Lower PEEP as good as higher PEEP in Non ARDS patients

Marcus J. Schultz, Anna Geke Algera,  Luigi Pisani et el published a trial in JAMA comparing lower versus higher PEEP in Non ARDS patients who needed mechanical ventilation in intensive care unit. 


Higher PEEP has  shown some beneficial  effects in patients with ARDS.  Effect of this observation has resulted in use of  higher PEEP in patients who  do not have ARDS.   On the one hand,  higher PEEP results in better distribution of lung aeration, which improves oxygenation but on the other hand, higher PEEP can cause impaired hemodynamics and increased need for additional fluid administration or vasopressors during surgery.  So far  role of PEEP in  patients who do not have ARDS  has not been well studied.


A randomized clinical trial conducted at the ICUs of 8 hospitals in the Netherlands. 


Adult patients who received mechanical ventilation  and were expected not to be extubated within 24 hours of randomization.  Patients with ARDS were excluded.   Following patients were also excluded

  • pregnancy;
  • ventilation lasting longer than 12 hours before admission to the ICU;
  • COPD GOLD class III/IV; restrictive pulmonary disease;
  • increased and uncontrollable intracranial pressure;
  • delayed cerebral ischemia;
  • ongoing cardiac ischemia;
  • morbid obesity;
  • necrotizing fasciitis;
  • severe untreatable anemia;
  • neurologic diagnosis that could prolong duration of mechanical ventilation;
  • carbon monoxide poisoning;
  • receiving ECMO


Lower PEEP, consisting of the lowest PEEP level between 0 and 5 cm H2O , or higher PEEP, consisting of a PEEP level of 8 cm H2O.  In the low PEEP group, after intubation and start of ventilation, every 15 minutes PEEP was down-titrated by 1 cm H2O to a minimum of 0 cm H2O, as long as pulse oximetry–measured oxygen saturation (Spo2) was greater than 92% or Pao2 was greater than 60 mm Hg.

Patients randomized to the higher PEEP strategy started with PEEP at 8 cm H2O.

Main Outcomes and Measures 

Number of ventilator-free days at day 28.

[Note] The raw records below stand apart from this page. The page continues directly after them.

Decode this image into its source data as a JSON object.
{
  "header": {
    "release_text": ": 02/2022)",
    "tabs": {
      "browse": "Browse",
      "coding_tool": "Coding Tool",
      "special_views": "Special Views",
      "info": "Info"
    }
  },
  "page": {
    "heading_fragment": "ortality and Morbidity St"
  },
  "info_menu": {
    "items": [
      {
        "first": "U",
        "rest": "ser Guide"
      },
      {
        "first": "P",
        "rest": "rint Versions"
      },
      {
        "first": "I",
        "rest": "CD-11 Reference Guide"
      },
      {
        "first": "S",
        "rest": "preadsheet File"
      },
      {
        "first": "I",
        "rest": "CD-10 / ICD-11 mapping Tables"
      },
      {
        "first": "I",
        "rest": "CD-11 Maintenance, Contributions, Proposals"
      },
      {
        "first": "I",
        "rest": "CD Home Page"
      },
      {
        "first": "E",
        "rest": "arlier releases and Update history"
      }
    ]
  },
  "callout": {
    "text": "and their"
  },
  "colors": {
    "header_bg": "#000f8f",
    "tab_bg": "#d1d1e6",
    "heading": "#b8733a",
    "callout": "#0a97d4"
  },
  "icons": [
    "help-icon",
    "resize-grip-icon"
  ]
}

Secondary outcomes- ICU and hospital lengths of stay; ICU, hospital, and 28- and 90-day mortality; development of ARDS, pneumonia, pneumothorax, severe atelectasis, severe hypoxemia, or need for rescue therapies for hypoxemia; and days with use of vasopressors or sedation.


  • 980 randomized patients enrolled in the study, 484 were randomized to the lower PEEP strategy and 496 to the higher PEEP strategy.
  • Lower PEEP strategy had a median of 18 ventilator-free days (IQR, 0-27 days) , higher PEEP strategy had a median of 17 ventilator-free days (IQR, 0-27 days), no statistically significant difference between the randomization groups (P = .22).
  • There was no statistically significant difference in ICU and hospital lengths of stay, mortality rate, or occurrence of pulmonary complications or use of vasopressors or sedatives.


  • blinding was not possible.
  • Some patients were not randomized within 1 hour.


Patients without ARDS do not need higher PEEP for mechanical ventilation. 

Pantoprazole reduces GI bleeding in intubated patients without improving mortality.Read more